"By the sweat of thy brow thou shalt eat bread", my foot! It's only if thou insistest on engaging in agriculture that it has to be that way.

Bow is not very ambitious. He enjoys the simple things in life. Yesterday, when I went to call him in for dinner, Bow was very mellow.

He was not in a big rush to come in, and when I approached, he took my hand and started grooming it. I can envision him living the happy, simple life with a small family on our small acreage. Once, long ago, I thought I could help him to learn to be self sufficient as a farmer. But now I think that the hunter gatherer life is more of what's right for him.  It might be right for many of us humans, too.

Today, it is raining again. Bow chews his cud indoors, contented, while the heavens water all the trees that we did not plant. Life is good.


  1. You are lucky to find any ripened fruit these days, Aya! With all the birds - especially robins around - ours are all gone. So grateful for the rain - our pond has finally filled up again. Glad you, Bow and Sword are doing well. We may need oars by this weekend.

    1. Hi, Kathy. So the birds have eaten all your wild plums? I think they ate my cherries.

      As for the possibility of flooding, I hope not, but it would be interesting if nature gave me an island to live on, because that is exactly what I need to keep Bow withing the confines of my property, but roaming free!

  2. Hi Aya, yes, they've eaten all my wild plums, my viburnum berries, my choke berries, and worst of all, all the cherries from Bob's orchard trees. He was going to protect them with netting, but forgot and the birds took advantage. Nothing for us!
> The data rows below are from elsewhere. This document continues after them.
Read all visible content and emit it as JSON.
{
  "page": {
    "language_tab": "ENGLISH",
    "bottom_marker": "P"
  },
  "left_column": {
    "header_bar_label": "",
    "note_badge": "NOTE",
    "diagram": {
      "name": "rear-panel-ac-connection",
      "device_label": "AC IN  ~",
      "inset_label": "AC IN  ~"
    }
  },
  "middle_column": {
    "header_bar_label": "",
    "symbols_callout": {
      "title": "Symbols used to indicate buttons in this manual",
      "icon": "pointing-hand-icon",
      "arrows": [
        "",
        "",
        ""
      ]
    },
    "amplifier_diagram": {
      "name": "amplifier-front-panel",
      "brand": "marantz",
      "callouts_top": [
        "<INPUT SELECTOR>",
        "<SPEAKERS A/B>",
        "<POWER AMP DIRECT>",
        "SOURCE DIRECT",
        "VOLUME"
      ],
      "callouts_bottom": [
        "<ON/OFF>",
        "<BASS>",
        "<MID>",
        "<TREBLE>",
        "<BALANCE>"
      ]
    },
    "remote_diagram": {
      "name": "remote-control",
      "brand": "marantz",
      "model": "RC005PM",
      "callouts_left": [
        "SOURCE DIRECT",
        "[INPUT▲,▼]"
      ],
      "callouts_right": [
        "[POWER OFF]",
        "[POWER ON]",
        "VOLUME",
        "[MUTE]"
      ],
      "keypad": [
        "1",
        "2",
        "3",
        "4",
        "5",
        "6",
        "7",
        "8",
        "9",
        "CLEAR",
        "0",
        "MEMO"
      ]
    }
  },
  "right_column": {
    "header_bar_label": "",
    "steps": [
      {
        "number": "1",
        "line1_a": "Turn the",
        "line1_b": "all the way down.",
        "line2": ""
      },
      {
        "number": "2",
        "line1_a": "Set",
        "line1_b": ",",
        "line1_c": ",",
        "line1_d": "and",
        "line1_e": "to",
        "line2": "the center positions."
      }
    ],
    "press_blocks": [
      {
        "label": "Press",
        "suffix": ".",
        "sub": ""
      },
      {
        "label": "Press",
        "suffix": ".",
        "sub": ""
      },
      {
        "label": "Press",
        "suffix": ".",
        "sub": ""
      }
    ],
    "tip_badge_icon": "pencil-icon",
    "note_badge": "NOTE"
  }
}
    1. The birds seem to have eaten all my cherries and choke cherries, but they left service berries and wild plums for us. Peaches are not yet ripe, and pears still not ready. We shall see how many ripe ones there will be left.